Nothing can compare, however, to the ending, as Balthazar, burdened as ever with contraband, collapses on a hill and dies as if on his Golgotha. After watching the poor ass' mistreatment through winces for an hour and a half, this quiet moment of death hits harder than all the previous torture. It is said that the ending is transcendental, the capper to the Christ parable that communicates His sacrifice. To that I would ask how anyone could find redemption or the slightest sliver of faith in this scene. Balthazar is initially surrounded by a group of sheep -- sheep of course being one of the most dominant symbols in Judeo-Christian mythology -- but the flock moves on as he dies, a visualization of the rejection of Christ at his death but also clear, terrible proof that Jesus, despite being killed as public entertainment, died alone. Further calling attention to the hollowness, the horror and the pain of this moment is the final shot, as we can clearly see the donkey still breathing. Perhaps the ass they used was simply a "bad actor," but to see the beast still breathing, to be dying instead of dead, adds a whole other dimension of suffering and agony. Frankly, I should have known better, as Bresson clues us in from the start. "Au hasard" means "by chance," proving that this donkey isn't Jesus: it's just a beast like any other, left to die alone in a field.

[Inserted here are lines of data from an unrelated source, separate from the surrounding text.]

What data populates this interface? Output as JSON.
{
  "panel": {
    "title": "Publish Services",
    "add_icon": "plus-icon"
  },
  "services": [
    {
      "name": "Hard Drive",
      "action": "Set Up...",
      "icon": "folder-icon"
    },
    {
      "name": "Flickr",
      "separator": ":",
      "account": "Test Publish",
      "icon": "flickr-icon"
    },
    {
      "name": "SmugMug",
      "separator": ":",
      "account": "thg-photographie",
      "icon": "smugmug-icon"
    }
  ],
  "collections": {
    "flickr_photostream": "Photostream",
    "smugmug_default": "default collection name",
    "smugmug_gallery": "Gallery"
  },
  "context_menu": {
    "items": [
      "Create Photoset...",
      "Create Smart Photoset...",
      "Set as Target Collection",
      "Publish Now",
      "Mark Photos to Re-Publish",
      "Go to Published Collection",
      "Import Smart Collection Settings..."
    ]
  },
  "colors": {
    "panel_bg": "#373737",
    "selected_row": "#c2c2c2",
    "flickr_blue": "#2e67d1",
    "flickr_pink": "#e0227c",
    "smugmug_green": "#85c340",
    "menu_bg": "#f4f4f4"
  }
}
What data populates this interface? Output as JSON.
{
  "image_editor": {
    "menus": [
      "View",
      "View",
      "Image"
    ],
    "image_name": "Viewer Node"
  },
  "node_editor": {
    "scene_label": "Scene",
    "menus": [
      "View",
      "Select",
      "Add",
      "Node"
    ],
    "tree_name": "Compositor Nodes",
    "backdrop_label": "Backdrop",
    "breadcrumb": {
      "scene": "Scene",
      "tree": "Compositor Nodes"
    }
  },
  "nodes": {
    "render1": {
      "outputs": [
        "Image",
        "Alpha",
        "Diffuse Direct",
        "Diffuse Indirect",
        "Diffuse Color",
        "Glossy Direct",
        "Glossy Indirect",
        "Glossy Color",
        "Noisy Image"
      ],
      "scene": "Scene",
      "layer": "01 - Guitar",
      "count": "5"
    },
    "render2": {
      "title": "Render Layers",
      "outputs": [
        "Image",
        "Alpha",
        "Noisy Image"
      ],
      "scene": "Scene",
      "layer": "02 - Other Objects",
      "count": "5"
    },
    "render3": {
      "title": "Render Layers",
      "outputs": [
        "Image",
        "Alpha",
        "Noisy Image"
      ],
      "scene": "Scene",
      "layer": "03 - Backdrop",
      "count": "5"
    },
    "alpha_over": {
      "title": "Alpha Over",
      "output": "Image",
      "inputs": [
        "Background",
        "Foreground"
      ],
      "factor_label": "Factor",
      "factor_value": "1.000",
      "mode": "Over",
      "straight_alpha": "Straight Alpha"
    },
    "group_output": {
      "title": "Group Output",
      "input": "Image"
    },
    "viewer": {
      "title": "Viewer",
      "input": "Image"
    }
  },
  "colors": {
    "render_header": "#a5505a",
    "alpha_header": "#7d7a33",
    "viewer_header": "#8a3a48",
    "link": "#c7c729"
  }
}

Au hasard Balthazar is a technical marvel and an emotionally draining experience. It is one of the greatest masterpieces I have ever seen. I cannot claim it to be Bresson's finest, having seen only two of his features, but if he made a better film then he must be one of the truest masters the cinema ever saw (even if he didn't, that claim is hard to argue). But spiritual? Tell that to the carcass rotting out in the French countryside.